● **REQUIREMENT**: Across all entries below, how many lines include "Ctrl"? Only the number, please.

Data records for software interfaces

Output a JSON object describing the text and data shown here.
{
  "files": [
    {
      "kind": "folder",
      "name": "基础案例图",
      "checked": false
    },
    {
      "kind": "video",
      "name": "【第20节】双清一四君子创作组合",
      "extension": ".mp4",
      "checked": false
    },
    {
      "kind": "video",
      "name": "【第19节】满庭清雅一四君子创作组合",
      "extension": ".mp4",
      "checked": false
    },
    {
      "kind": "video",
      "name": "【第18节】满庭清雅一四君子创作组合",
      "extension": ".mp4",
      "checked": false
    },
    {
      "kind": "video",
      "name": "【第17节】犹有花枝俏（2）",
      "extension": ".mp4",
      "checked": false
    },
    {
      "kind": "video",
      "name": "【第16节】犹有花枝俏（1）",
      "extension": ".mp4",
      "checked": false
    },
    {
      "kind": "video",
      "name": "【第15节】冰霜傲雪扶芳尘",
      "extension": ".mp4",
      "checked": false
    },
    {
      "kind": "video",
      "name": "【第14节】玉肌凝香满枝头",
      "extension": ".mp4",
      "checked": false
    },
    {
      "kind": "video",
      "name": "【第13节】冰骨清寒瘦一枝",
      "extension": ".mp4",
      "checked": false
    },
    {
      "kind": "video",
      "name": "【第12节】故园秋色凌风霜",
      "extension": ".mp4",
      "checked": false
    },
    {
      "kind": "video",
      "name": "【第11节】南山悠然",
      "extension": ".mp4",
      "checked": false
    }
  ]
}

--

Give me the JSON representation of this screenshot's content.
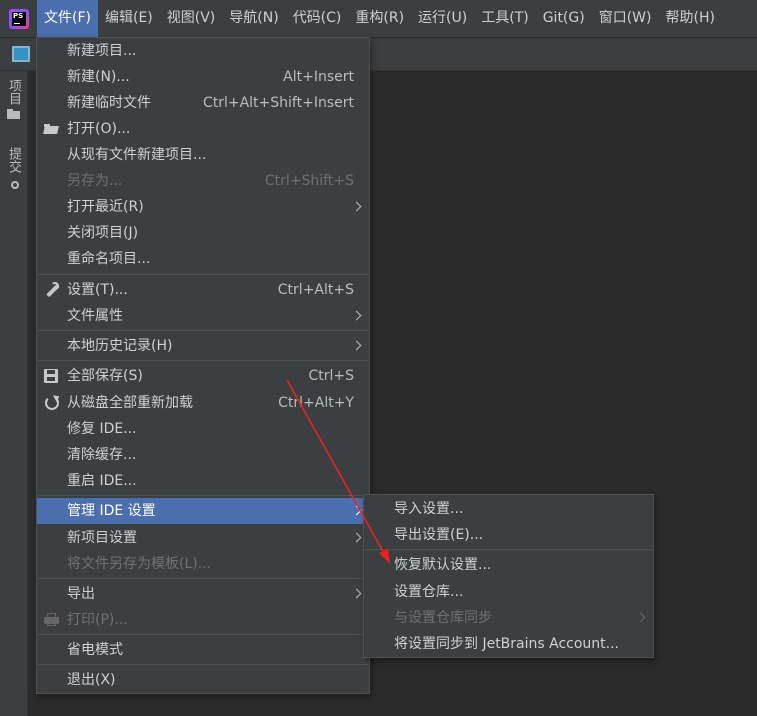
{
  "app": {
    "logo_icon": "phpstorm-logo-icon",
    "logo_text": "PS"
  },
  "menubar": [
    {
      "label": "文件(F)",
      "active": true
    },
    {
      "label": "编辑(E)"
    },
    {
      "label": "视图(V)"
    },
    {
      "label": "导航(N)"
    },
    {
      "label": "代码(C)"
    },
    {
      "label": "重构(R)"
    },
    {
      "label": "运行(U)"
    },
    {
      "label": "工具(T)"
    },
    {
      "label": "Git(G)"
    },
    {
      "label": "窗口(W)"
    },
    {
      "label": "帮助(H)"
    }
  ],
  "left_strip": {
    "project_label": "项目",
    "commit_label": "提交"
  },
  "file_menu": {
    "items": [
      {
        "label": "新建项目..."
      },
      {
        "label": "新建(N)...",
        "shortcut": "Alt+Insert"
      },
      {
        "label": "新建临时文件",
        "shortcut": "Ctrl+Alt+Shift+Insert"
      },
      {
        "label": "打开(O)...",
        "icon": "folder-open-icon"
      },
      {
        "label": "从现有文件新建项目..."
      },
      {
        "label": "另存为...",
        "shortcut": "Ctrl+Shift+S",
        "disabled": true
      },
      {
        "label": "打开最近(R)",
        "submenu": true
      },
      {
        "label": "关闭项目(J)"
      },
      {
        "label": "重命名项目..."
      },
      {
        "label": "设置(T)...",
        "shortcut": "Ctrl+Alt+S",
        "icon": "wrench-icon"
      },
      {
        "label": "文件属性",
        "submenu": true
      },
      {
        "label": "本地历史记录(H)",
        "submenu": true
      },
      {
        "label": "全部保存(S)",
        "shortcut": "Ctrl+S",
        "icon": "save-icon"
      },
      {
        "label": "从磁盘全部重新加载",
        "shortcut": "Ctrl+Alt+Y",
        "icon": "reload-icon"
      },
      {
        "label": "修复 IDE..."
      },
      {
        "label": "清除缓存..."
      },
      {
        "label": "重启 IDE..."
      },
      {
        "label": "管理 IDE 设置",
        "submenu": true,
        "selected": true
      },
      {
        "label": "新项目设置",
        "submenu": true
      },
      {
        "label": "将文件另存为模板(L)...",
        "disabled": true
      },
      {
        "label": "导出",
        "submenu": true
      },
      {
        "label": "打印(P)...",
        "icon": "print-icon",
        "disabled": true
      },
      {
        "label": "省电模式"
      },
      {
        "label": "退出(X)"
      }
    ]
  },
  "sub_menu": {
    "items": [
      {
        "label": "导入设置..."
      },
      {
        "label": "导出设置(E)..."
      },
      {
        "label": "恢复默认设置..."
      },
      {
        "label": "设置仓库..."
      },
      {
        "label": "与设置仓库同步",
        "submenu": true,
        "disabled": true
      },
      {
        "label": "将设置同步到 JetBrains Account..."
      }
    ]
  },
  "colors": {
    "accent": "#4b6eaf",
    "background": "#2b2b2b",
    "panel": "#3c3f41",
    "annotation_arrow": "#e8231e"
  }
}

● **RESULT OF THE TASK**: 5